The Motor Neuron Center engages brilliant scientific minds in a translational approach to the study of the motor neuron. By taking new leads and tools from motor neuron biology, and testing and applying them to animal models of disease, as well as to clinical research in people, the Motor Neuron Center facilitates the speedy transfer of research and preclinical findings to patients in the hope of finding effective therapy.

The Motor Neuron Center creates synergistic, large-scale programs for target discovery and functional analysis in an intellectual, collegial and stimulating environment.

Columbia University offers an unparalleled location for this initiative because it currently houses, in close proximity, world-class research and clinical groups. These include scientists engaged in the study of motor neuron development, relevant aspects of stem cell biology and animal models of both ALS and SMA. These scientists work with internationally renowned clinicians experienced in clinical trials for both diseases, eager to feed into their programs the latest findings from basic research and able to provide advice about the feasibility of therapeutic approaches for humans.


Science can help by simplifying the complex situation in the human spinal cord.
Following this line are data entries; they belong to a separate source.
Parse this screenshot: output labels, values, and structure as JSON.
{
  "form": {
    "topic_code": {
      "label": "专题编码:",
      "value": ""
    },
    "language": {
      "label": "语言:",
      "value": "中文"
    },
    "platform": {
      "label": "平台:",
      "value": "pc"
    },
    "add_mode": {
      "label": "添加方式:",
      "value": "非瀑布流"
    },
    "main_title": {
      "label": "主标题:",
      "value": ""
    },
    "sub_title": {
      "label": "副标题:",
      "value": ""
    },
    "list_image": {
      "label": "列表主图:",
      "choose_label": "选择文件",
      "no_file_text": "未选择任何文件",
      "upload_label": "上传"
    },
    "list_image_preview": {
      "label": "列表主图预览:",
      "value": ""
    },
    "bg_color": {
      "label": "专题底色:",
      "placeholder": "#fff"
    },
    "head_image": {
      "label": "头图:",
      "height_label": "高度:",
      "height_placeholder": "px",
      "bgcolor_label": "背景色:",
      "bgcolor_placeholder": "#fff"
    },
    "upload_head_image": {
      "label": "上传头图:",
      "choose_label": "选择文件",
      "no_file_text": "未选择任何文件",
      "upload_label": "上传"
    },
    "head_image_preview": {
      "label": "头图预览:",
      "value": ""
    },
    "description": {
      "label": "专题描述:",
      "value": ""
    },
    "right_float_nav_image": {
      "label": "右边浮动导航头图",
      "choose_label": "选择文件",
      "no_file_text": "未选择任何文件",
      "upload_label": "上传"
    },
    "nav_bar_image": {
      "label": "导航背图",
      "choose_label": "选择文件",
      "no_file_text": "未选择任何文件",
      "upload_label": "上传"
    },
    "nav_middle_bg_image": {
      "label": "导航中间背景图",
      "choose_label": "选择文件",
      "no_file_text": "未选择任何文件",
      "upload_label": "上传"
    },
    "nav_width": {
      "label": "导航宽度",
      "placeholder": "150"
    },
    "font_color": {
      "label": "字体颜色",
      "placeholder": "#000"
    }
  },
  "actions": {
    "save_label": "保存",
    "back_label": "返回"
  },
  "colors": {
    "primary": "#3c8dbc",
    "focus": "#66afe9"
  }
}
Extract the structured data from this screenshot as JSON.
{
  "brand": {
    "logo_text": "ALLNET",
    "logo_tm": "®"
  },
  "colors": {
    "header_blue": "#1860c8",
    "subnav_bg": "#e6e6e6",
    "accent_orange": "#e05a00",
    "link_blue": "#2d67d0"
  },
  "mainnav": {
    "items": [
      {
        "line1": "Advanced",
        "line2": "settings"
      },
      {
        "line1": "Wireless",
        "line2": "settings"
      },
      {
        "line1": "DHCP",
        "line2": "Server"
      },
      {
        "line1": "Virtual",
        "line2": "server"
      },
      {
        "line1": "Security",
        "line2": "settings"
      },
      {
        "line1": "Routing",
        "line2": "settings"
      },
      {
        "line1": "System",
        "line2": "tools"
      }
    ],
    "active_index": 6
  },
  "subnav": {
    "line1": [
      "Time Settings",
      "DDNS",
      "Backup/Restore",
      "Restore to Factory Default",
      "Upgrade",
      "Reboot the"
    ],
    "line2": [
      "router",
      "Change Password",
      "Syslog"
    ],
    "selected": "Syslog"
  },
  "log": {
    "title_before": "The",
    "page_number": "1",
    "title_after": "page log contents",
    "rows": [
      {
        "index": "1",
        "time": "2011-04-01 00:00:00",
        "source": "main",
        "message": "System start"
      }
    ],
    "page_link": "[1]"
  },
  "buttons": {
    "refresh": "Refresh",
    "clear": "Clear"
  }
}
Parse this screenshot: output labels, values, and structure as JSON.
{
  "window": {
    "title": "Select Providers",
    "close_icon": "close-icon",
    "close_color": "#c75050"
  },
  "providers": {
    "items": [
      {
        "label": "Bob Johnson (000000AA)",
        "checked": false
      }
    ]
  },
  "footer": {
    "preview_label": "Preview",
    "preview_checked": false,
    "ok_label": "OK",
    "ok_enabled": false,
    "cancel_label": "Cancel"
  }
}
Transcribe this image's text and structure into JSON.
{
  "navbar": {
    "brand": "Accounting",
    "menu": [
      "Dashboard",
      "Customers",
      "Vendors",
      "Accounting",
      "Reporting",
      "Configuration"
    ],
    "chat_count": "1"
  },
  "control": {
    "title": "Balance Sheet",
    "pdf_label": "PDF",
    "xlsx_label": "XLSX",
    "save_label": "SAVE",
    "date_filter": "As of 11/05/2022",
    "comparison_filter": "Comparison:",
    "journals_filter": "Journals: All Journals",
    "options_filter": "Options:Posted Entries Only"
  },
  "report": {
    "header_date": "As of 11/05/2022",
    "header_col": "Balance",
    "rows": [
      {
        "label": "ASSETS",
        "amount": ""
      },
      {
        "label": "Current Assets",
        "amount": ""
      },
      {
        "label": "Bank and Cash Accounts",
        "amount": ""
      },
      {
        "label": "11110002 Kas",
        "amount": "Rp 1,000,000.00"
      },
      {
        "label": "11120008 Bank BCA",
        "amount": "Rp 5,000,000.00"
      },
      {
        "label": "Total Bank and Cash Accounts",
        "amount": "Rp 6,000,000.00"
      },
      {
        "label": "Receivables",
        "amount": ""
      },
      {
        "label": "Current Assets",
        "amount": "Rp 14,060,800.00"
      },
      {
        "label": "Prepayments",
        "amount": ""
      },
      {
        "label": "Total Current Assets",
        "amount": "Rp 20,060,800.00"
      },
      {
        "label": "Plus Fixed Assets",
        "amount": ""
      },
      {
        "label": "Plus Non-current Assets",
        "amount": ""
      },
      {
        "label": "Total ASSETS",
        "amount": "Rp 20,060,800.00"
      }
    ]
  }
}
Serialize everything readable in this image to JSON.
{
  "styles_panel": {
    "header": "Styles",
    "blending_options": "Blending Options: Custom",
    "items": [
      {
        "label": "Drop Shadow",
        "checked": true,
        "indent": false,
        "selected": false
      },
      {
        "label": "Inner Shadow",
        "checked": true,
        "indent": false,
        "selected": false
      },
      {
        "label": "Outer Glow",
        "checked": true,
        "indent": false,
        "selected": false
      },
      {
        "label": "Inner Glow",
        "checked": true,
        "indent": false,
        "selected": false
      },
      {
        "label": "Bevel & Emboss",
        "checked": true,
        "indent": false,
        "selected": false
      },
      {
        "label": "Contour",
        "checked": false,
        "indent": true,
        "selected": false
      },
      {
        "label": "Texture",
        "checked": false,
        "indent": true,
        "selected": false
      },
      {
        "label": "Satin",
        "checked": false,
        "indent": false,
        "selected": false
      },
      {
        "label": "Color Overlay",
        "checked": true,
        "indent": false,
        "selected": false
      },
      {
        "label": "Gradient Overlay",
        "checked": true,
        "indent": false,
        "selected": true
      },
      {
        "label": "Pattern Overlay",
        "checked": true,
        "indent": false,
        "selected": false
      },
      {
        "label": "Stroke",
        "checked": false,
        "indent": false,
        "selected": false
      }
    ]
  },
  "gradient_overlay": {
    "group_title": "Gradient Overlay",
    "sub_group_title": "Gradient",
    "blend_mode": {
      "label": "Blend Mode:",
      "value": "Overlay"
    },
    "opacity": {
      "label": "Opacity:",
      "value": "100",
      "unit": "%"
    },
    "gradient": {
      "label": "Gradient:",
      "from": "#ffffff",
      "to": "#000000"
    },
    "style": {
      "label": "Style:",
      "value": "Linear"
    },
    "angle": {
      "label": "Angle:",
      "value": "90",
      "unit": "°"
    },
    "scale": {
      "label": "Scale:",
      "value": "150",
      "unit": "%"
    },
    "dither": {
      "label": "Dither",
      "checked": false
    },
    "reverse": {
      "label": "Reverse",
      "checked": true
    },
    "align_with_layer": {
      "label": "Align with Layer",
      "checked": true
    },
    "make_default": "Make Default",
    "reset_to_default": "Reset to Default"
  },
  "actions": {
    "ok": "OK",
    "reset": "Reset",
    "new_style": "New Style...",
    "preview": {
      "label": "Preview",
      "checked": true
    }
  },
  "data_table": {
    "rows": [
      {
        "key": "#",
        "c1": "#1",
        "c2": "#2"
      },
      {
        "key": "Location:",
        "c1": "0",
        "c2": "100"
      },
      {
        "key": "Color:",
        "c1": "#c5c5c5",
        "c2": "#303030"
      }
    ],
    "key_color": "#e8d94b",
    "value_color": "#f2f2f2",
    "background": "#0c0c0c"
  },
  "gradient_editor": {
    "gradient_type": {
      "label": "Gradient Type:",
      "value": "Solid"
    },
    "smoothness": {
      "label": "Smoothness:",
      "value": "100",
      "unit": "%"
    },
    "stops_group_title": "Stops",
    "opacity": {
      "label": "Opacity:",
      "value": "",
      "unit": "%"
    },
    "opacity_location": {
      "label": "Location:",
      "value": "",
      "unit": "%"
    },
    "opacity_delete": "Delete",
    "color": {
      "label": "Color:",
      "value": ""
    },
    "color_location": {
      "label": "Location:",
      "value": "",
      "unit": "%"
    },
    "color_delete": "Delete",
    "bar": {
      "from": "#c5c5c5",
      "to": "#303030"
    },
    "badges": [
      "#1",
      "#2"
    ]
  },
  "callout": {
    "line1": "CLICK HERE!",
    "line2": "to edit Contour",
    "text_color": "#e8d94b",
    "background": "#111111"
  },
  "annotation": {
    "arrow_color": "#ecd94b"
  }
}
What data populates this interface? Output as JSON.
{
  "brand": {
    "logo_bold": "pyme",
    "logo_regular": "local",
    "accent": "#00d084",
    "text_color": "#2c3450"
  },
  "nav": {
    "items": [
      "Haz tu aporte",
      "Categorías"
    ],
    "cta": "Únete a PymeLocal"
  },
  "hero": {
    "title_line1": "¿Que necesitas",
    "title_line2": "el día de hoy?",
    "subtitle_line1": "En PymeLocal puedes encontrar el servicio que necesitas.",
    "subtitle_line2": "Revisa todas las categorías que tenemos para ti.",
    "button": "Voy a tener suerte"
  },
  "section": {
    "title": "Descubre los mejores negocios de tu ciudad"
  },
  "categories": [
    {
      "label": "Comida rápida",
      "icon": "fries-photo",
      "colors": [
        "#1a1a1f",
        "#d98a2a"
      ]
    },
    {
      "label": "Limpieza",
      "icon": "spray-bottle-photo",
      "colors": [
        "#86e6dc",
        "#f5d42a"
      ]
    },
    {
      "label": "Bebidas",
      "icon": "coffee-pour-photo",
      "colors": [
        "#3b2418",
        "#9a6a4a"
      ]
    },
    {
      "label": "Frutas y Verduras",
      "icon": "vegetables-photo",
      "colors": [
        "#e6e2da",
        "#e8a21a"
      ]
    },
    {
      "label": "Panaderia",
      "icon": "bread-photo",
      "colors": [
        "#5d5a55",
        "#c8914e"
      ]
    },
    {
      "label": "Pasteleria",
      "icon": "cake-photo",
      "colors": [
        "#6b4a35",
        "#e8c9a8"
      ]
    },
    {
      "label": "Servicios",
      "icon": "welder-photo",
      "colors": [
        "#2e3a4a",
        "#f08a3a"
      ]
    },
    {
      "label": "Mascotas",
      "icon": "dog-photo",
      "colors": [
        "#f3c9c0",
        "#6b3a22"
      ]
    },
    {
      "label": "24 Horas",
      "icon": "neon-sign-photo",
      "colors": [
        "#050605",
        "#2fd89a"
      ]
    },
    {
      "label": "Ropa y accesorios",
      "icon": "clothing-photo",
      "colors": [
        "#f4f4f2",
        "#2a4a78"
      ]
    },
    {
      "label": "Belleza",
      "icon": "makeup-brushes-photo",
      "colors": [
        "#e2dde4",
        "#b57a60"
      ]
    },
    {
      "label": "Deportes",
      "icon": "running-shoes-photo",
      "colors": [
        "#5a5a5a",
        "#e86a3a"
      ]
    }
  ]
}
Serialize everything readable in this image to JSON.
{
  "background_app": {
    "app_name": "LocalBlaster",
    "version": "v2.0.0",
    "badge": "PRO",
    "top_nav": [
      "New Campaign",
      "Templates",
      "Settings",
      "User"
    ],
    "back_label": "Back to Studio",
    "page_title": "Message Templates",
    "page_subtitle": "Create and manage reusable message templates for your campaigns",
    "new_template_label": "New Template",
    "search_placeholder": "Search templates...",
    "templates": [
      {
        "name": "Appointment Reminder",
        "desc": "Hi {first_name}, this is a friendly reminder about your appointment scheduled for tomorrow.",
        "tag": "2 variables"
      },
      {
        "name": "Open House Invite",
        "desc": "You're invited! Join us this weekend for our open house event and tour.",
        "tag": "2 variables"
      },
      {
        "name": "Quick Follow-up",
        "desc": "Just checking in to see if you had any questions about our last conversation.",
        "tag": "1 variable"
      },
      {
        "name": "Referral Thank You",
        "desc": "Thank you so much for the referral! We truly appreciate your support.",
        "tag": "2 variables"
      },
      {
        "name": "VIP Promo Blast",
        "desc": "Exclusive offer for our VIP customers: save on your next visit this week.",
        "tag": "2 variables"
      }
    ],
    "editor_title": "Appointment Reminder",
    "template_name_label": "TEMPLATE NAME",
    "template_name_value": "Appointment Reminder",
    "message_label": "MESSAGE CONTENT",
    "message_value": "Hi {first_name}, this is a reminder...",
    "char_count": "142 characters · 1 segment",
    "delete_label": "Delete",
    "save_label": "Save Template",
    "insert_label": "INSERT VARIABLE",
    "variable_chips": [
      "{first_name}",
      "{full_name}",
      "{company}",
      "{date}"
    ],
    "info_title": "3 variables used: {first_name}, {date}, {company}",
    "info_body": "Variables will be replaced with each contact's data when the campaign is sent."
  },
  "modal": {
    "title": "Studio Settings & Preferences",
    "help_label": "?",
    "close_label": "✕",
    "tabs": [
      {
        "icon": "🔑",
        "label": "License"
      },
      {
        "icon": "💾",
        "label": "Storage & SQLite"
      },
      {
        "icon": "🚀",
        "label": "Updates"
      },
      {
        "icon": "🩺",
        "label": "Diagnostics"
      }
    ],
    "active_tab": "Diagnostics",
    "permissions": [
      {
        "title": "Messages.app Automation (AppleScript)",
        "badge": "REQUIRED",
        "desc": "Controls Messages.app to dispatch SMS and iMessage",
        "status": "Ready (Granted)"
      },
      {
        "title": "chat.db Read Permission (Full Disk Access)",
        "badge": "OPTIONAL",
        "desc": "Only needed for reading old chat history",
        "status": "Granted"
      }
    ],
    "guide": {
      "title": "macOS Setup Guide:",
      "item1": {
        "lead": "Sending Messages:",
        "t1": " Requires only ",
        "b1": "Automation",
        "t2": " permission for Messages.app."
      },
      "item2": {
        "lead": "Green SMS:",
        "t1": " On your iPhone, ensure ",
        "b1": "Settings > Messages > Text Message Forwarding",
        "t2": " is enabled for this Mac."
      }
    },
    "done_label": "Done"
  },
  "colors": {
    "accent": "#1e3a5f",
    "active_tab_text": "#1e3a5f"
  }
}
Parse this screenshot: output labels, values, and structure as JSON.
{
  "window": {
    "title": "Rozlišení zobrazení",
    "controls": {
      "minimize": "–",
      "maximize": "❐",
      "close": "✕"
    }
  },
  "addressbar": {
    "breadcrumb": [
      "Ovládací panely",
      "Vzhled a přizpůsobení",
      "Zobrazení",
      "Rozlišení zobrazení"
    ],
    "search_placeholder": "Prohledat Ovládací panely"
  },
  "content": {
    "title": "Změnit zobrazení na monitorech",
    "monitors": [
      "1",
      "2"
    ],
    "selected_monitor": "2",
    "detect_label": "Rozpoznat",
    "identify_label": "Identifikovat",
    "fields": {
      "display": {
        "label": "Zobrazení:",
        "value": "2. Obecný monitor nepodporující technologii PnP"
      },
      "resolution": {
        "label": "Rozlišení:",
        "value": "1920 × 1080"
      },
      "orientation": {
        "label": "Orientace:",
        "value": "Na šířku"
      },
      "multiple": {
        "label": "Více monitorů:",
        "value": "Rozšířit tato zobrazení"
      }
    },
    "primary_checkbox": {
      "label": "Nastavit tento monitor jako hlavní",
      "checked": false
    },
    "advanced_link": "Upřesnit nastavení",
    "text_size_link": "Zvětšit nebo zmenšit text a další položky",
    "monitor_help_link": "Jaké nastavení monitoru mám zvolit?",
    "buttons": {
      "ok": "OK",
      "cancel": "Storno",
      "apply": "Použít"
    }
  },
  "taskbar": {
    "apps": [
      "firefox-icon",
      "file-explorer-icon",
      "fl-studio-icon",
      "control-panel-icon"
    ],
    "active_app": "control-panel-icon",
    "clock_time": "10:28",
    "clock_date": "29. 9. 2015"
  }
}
By purifying motor neurons such as this one and growing them in culture, biologists have learned what keeps motor neurons alive and what makes them die, and have screened potential therapeutic drugs.